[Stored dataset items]
----------------------------------------

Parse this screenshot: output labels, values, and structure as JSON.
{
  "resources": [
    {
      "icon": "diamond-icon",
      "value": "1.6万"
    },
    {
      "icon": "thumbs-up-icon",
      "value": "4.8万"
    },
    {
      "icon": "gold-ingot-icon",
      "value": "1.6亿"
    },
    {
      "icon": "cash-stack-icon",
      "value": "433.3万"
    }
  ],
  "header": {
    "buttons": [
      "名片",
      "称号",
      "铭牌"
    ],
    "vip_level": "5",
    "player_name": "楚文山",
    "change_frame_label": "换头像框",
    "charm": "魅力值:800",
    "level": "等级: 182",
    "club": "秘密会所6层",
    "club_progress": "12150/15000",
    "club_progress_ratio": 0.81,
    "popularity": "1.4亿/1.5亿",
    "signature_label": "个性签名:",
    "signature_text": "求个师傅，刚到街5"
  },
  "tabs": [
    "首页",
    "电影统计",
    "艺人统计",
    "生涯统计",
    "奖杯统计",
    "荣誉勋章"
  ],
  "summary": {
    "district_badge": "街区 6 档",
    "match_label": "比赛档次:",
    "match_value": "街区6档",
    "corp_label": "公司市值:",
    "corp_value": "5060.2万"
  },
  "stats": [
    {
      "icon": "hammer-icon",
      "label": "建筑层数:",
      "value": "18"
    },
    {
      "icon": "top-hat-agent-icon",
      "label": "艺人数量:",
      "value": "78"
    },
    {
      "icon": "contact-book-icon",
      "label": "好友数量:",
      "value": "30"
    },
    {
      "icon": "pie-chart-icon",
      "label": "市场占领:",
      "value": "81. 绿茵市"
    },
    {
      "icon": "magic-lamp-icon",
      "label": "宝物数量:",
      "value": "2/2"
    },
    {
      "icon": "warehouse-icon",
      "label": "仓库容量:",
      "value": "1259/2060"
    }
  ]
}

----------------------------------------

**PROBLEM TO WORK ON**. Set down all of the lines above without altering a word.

**RESULT FOR THIS EXERCISE**.
Parse this screenshot: output labels, values, and structure as JSON.
{
  "resources": [
    {
      "icon": "diamond-icon",
      "value": "1.6万"
    },
    {
      "icon": "thumbs-up-icon",
      "value": "4.8万"
    },
    {
      "icon": "gold-ingot-icon",
      "value": "1.6亿"
    },
    {
      "icon": "cash-stack-icon",
      "value": "433.3万"
    }
  ],
  "header": {
    "buttons": [
      "名片",
      "称号",
      "铭牌"
    ],
    "vip_level": "5",
    "player_name": "楚文山",
    "change_frame_label": "换头像框",
    "charm": "魅力值:800",
    "level": "等级: 182",
    "club": "秘密会所6层",
    "club_progress": "12150/15000",
    "club_progress_ratio": 0.81,
    "popularity": "1.4亿/1.5亿",
    "signature_label": "个性签名:",
    "signature_text": "求个师傅，刚到街5"
  },
  "tabs": [
    "首页",
    "电影统计",
    "艺人统计",
    "生涯统计",
    "奖杯统计",
    "荣誉勋章"
  ],
  "summary": {
    "district_badge": "街区 6 档",
    "match_label": "比赛档次:",
    "match_value": "街区6档",
    "corp_label": "公司市值:",
    "corp_value": "5060.2万"
  },
  "stats": [
    {
      "icon": "hammer-icon",
      "label": "建筑层数:",
      "value": "18"
    },
    {
      "icon": "top-hat-agent-icon",
      "label": "艺人数量:",
      "value": "78"
    },
    {
      "icon": "contact-book-icon",
      "label": "好友数量:",
      "value": "30"
    },
    {
      "icon": "pie-chart-icon",
      "label": "市场占领:",
      "value": "81. 绿茵市"
    },
    {
      "icon": "magic-lamp-icon",
      "label": "宝物数量:",
      "value": "2/2"
    },
    {
      "icon": "warehouse-icon",
      "label": "仓库容量:",
      "value": "1259/2060"
    }
  ]
}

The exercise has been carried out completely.